Let’s be clear, surface-level mindfulness can have quickly emerging benefits. But early on, these benefits can be like sand castles built at the beach; sooner or later, they will be washed away by the tide. In order to fully reap the benefits of mindfulness, digging deeper is necessary. Jon Kabat-Zinn talks of meditation practice as the slow, disciplined work of digging trenches. “You can’t just think you understand how to be mindful and save using it for the moments when big events or stress hit. They will overwhelm you instantly. You need to lay the groundwork in the calm times so it is there in the stressful times. Over and over again, we must practice finding stillness and embodying equanimity.” As the saying goes, you don’t rise to the occasion, you sink to the level of your training.
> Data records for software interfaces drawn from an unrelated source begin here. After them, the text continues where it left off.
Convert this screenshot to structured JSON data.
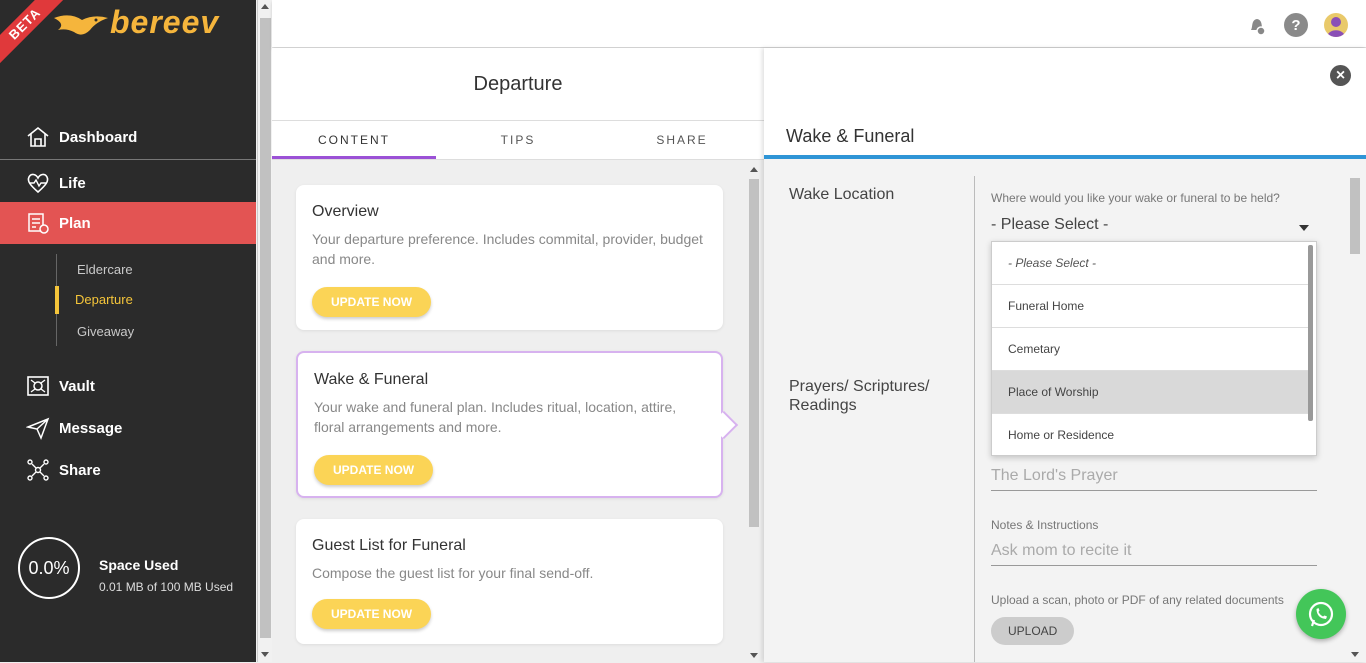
{
  "brand": {
    "name": "bereev",
    "ribbon": "BETA",
    "accent": "#f5b53c"
  },
  "sidebar": {
    "items": [
      {
        "label": "Dashboard",
        "icon": "home-icon"
      },
      {
        "label": "Life",
        "icon": "heartbeat-icon"
      },
      {
        "label": "Plan",
        "icon": "plan-checklist-icon",
        "active": true
      },
      {
        "label": "Vault",
        "icon": "vault-icon"
      },
      {
        "label": "Message",
        "icon": "paper-plane-icon"
      },
      {
        "label": "Share",
        "icon": "share-nodes-icon"
      }
    ],
    "subitems": [
      {
        "label": "Eldercare"
      },
      {
        "label": "Departure",
        "active": true
      },
      {
        "label": "Giveaway"
      }
    ],
    "space": {
      "percent": "0.0%",
      "title": "Space Used",
      "detail": "0.01 MB of 100 MB Used"
    }
  },
  "topbar": {
    "icons": [
      "bell-icon",
      "help-icon",
      "user-avatar-icon"
    ]
  },
  "middle": {
    "title": "Departure",
    "tabs": [
      "CONTENT",
      "TIPS",
      "SHARE"
    ],
    "cards": [
      {
        "title": "Overview",
        "desc": "Your departure preference. Includes commital, provider, budget and more.",
        "button": "UPDATE NOW"
      },
      {
        "title": "Wake & Funeral",
        "desc": "Your wake and funeral plan. Includes ritual, location, attire, floral arrangements and more.",
        "button": "UPDATE NOW"
      },
      {
        "title": "Guest List for Funeral",
        "desc": "Compose the guest list for your final send-off.",
        "button": "UPDATE NOW"
      }
    ]
  },
  "panel": {
    "title": "Wake & Funeral",
    "wake_location": {
      "label": "Wake Location",
      "question": "Where would you like your wake or funeral to be held?",
      "selected": "- Please Select -",
      "options": [
        "- Please Select -",
        "Funeral Home",
        "Cemetary",
        "Place of Worship",
        "Home or Residence"
      ]
    },
    "prayers": {
      "label": "Prayers/ Scriptures/ Readings",
      "placeholder": "The Lord's Prayer"
    },
    "notes": {
      "label": "Notes & Instructions",
      "placeholder": "Ask mom to recite it"
    },
    "upload": {
      "text": "Upload a scan, photo or PDF of any related documents",
      "button": "UPLOAD"
    }
  }
}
To really experience the benefits of mindfulness, we need to dig deeper than the drive-through McMindfulness variety and nourish the trio of mind, body, and spirit. This path is hard work and takes a lot of courage because it involves moving toward difficult emotions and thoughts. As Pema Chodron wrote, “Like all explorers, we are drawn to discover what’s out there without knowing yet if we have the courage to face it.” As we all know, our culture likes definitive outcomes – being in control while getting to the result quickly. But, mindfulness doesn’t operate like this. Choosing this path is fundamentally about deliberate discomfort — simple, yet not easy. Although it is the road less traveled and we might have reservations about going inward for fear of what we might find, we must dare to face it. As it is said, “the only way out is through” and mindfulness is the appropriate tool that will allow us to dig deep and come out the other end.

The rule of thumb with mindfulness: what gets practiced gets improved. As athletes, servicemembers, and businesspeople, we seem to intuitively understand this idea and know that we need to devote hours upon hours, years upon years to honing skills and becoming the best we can be. We understand that when we begin a new skill, like riding a bike or marksmanship, we don’t immediately become an expert. It is a long and arduous process of practice that we embark on to perfect these skills. The same is true for mindfulness practice.

It can be helpful to think about mindfulness like a parachute. It can come in handy when life gets difficult and things fall apart. But, we can’t wait until we are freefalling towards the ground to start weaving our parachute. If we want it to be available in the tough times, we need to cultivate it in times of peace. So, over the next nine articles, we will share with you science-backed strategies to help you find stillness, cultivate equanimity, connect to the spirit, and improve your performance. We will also provide practical exercises and guidance to help you dig your trenches and weave your parachutes of mindfulness. To get you started, here is a short breathing meditation from Headspace. We suggest doing this meditation five days this week. Headspace Mini Meditation 1 min

In closing, a word of advice on building and sticking to a mindfulness practice. To paraphrase to an old Zen Koan, first, we must develop a routine and commit to it.  Then, we need to cultivate the capacity to easily let go of it. Join us as we dig deep and resist the on-demand culture of our times. Onward and inward. 

Reference List

Hallowell, N. (n.d.). Note From Ned. Dr. Hallowell. https://drhallowell.com/category/note-from-ned/page/12/

Purser, R., & Loy, D. (2013). Beyond mcmindfulness. Huffington post, 1(7), 13.

Kabat-Zinn, J. (2009). Wherever you go, there you are: Mindfulness meditation in everyday life. Hachette Books.

Pema Chodron (2000). “When Things Fall Apart: Heart Advice for Difficult Times”, p.1, Shambhala Publications

Kabat-Zinn, J. (2009). Wherever you go, there you are: Mindfulness meditation in everyday life. Hachette Books.

Williams, M., & Penman, D. (2011). Mindfulness: An eight-week plan for finding peace in a frantic world. Rodale.

Stulberg, B. (2020, February 5). The Truth About Routines. Outside. https://www.outsideonline.com/2408732/truth-about-routines

MichaelGerson